Next Sunday: Correspondence From Hell Part 2

by Alan Moore & Eddie Campbell
Available from Top Shelf / Knockabout Comics


Travis Pelkie said...

Oh, the bits about Eddie Campbell leaving the head off the guy near the end of From Hell were hilarious! I always loved that part of this conversation. And the term "high-altitude mapping". Dave and Alan talking together is simply amazing, and thanks for posting these so I don't have to dig out my back issues. ;)

I do believe that in the FH Companion shown, Eddie mentions this conversation as well. Can't remember where in it, as I only skimmed the book.
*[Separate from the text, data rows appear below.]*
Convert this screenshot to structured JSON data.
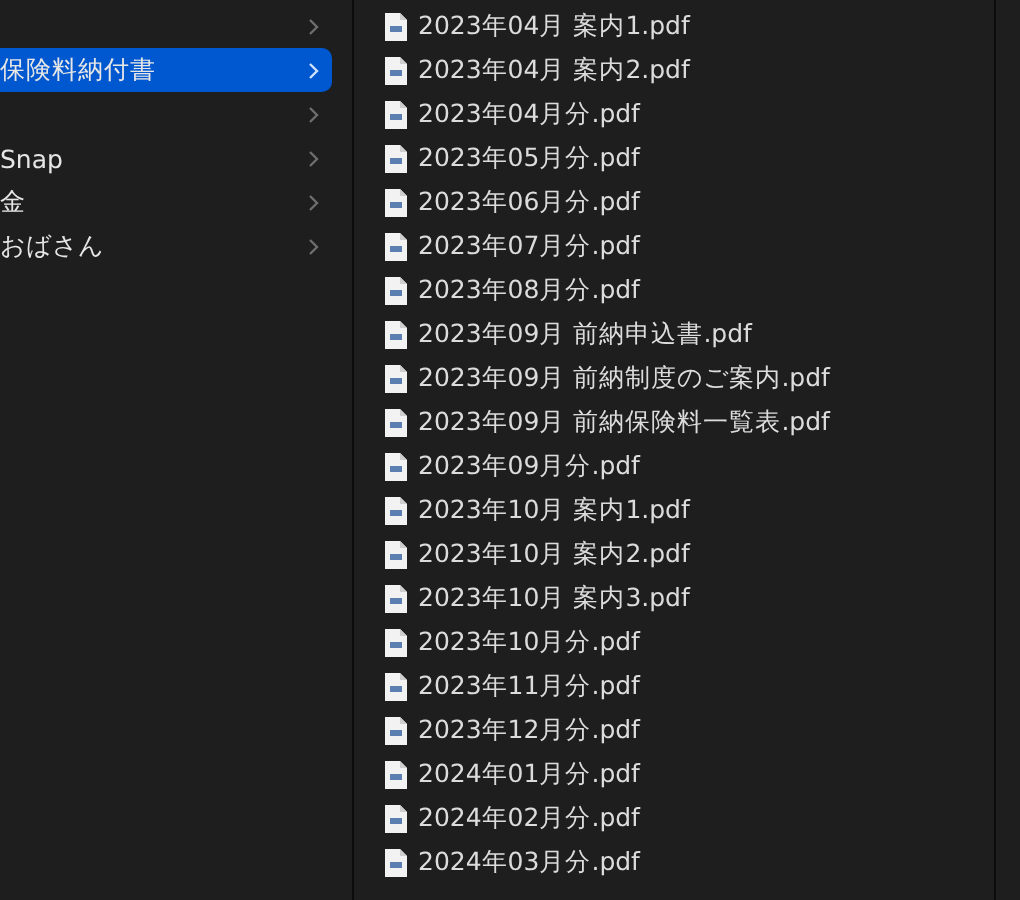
{
  "folders": [
    {
      "selected": false
    },
    {
      "label": "保険料納付書",
      "selected": true
    },
    {
      "selected": false
    },
    {
      "label": "Snap",
      "selected": false
    },
    {
      "label": "金",
      "selected": false
    },
    {
      "label": "おばさん",
      "selected": false
    }
  ],
  "files": [
    "2023年04月 案内1.pdf",
    "2023年04月 案内2.pdf",
    "2023年04月分.pdf",
    "2023年05月分.pdf",
    "2023年06月分.pdf",
    "2023年07月分.pdf",
    "2023年08月分.pdf",
    "2023年09月 前納申込書.pdf",
    "2023年09月 前納制度のご案内.pdf",
    "2023年09月 前納保険料一覧表.pdf",
    "2023年09月分.pdf",
    "2023年10月 案内1.pdf",
    "2023年10月 案内2.pdf",
    "2023年10月 案内3.pdf",
    "2023年10月分.pdf",
    "2023年11月分.pdf",
    "2023年12月分.pdf",
    "2024年01月分.pdf",
    "2024年02月分.pdf",
    "2024年03月分.pdf"
  ]
}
I still haven't read FH *hangs head in shame* But I own it, so I ought to dig it out before the last one of these gets posted in a few weeks...

Robbie Foggo said...

It's totally worth a read and I'm encouraged to reread it too but I've loaned my copy to my brother recently.....

I'm tempted to buy a new copy if I can get a good deal on that and the companion together.

Jeff Seiler said...

I've read From Hell three times, and I guarantee you I could find fresh insights in a fourth and fifth reading. And, yes, Eddie's art on the tour of London is worth the price of admission, alone.

What I like most about these Sunday posts is that all the newbies in our AMOC audience get to read them with fresh eyes, having only ever read the phonebooks. I hope Tim will keep posting more essays, like, say "Mama's Boy", "Why Canada Slept", and the seminal "Islam, My Islam".

Travis Pelkie said...

Second on posting more of the essays. Always good stuff in there.

And Robbie, Top Shelf/IDW is putting out (or has put out, I'm not sure?) a slipcased version of FH and the Companion. Check and it's there somewhere. The catalog tab, I think?

Ah yes, here:

Robbie Foggo said...

Nice! It's all about the timing....

And I'm also enjoying the Sunday morning long articles. Good stuff.

Jeff Seiler said...

Oh, another good essay: "Never Fall in Love with a Bar", about the (now, very) late, lamented Peter's Place. Dave's regular haunt when he was a drinker. Dave has called me a couple of times when I was at my local pub, Ryan"s, and I've had to ask him to hold whilst I walked outside to get relative quietude. The second time, he asked me if Ryan's was my Peter's Place. Good laugh, but he was serious. I said no, it's just the only place that lets me listen to ballgames with the sound on, and it has a big-screen tv.